EQUITY: 2 STARS. “bogged down by procedure and a slight script.”
“Equity,” a new thriller starring “Breaking Bad’s Anna Gunn, bills itself as “the first female-driven Wall Street movie.” Certainly it doesn’t feel like male driven stories like “Wolf of Wall Street” or “The Big Short,” but its welcome point of view would have been better served by a stronger story.
Naomi Bishop (Gunn) lives in a world where multi million dollar deals are done over a meal of Tasmanian Sea Trout. She’s a top flight Wall Street investment banker trying to salvage her reputation after an IPO she steered failed miserably. Her bosses think she “rubs people the wrong way” but her skill in the boardroom places her at the forefront of a new IPO, a social media network called Cachet. “I’m going to take your company public,” she says to the company’s CEO (Samuel Roukin). “Are you ready to be a rock star?”

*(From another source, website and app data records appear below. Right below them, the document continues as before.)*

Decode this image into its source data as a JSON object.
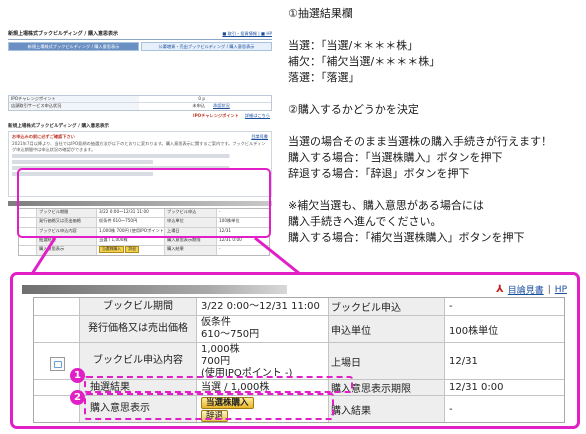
{
  "mini": {
    "title": "新規上場株式ブックビルディング / 購入意思表示",
    "top_links": "■ 取引・投資情報 | ■ HP",
    "tabs": [
      "新規上場株式ブックビルディング / 購入意思表示",
      "公募増資・売出ブックビルディング / 購入意思表示"
    ],
    "info_rows": [
      {
        "label": "IPOチャレンジポイント",
        "value": "0 p",
        "extra": ""
      },
      {
        "label": "店頭取引サービス申込状況",
        "value": "未申込",
        "extra": "承認状況"
      }
    ],
    "ipo_challenge_link": "IPOチャレンジポイント",
    "detail_link": "詳細はこちら",
    "section_title": "新規上場株式ブックビルディング / 購入意思表示",
    "notice_title": "お申込みの前に必ずご確認下さい",
    "notice_link": "目論見書",
    "notice_text": "2021年7月以降より、当社ではIPO銘柄の抽選方法が以下のとおりに変わります。購入意思表示に関するご案内です。ブックビルディング申込期間中は申込状況の確認ができます。",
    "rows": [
      {
        "label": "ブックビル期間",
        "value": "3/22 0:00〜12/31 11:00",
        "label2": "ブックビル申込",
        "value2": "-"
      },
      {
        "label": "発行価格又は売出価格",
        "value": "仮条件 610〜750円",
        "label2": "申込単位",
        "value2": "100株単位"
      },
      {
        "label": "ブックビル申込内容",
        "value": "1,000株 700円 (使用IPOポイント -)",
        "label2": "上場日",
        "value2": "12/31"
      },
      {
        "label": "抽選結果",
        "value": "当選 / 1,000株",
        "label2": "購入意思表示期限",
        "value2": "12/31 0:00"
      },
      {
        "label": "購入意思表示",
        "value": "",
        "label2": "購入結果",
        "value2": "-"
      }
    ],
    "buy_button": "当選株購入",
    "decline_button": "辞退"
  },
  "notes": {
    "lines": [
      "①抽選結果欄",
      "",
      "当選：「当選/＊＊＊＊株」",
      "補欠：「補欠当選/＊＊＊＊株」",
      "落選：「落選」",
      "",
      "②購入するかどうかを決定",
      "",
      "当選の場合そのまま当選株の購入手続きが行えます！",
      "購入する場合：「当選株購入」ボタンを押下",
      "辞退する場合：「辞退」ボタンを押下",
      "",
      "※補欠当選も、購入意思がある場合には",
      "購入手続きへ進んでください。",
      "購入する場合：「補欠当選株購入」ボタンを押下"
    ]
  },
  "zoom": {
    "links": {
      "prospectus": "目論見書",
      "separator": "|",
      "hp": "HP"
    },
    "rows": {
      "period": {
        "label": "ブックビル期間",
        "value": "3/22 0:00〜12/31 11:00",
        "label2": "ブックビル申込",
        "value2": "-"
      },
      "price": {
        "label": "発行価格又は売出価格",
        "value_line1": "仮条件",
        "value_line2": "610〜750円",
        "label2": "申込単位",
        "value2": "100株単位"
      },
      "content": {
        "label": "ブックビル申込内容",
        "value_line1": "1,000株",
        "value_line2": "700円",
        "value_line3": "(使用IPOポイント -)",
        "label2": "上場日",
        "value2": "12/31"
      },
      "lottery": {
        "label": "抽選結果",
        "value": "当選 / 1,000株",
        "label2": "購入意思表示期限",
        "value2": "12/31 0:00"
      },
      "intent": {
        "label": "購入意思表示",
        "label2": "購入結果",
        "value2": "-"
      }
    },
    "buy_button": "当選株購入",
    "decline_button": "辞退",
    "badges": [
      "1",
      "2"
    ]
  },
  "colors": {
    "highlight": "#e020c6",
    "link": "#1a4fa0",
    "button": "#f3d24c"
  }
}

On the eve of their initial stock offering some ethical issues arise, placing Naomi at odds with her hedge funder boyfriend Michael Connor (James Purefoy), her ambitious assistant Erin Manning (Sarah Megan Thomas) and an old friend Samantha (Alysia Reiner) who also happens to be a state attorney with a speciality in securities fraud.
There’s a good story of financial intrigue buried deep in “Equity” but it gets lost in the languid pacing and by-the-book dialogue. The film, which gives a voice to female characters in a milieu where women are typically unseen and unheard, doesn’t do much with the opportunity. Gunn is formidable whether she is working the boardroom or berating an underling for bringing her a cookie with only three chocolate chips in it, but her motives are never clear. She is a bit of a caricature, a she-wolf of Wall Street who declares, “I like money” but never really lets us in under the hood.
“Equity’s” tale of power and trust lacks the flash and trash that made “Wolf of Wall Street” and “The Big Short” such romps. Instead it’s stoically straightforward, bogged down by procedure and a slight script.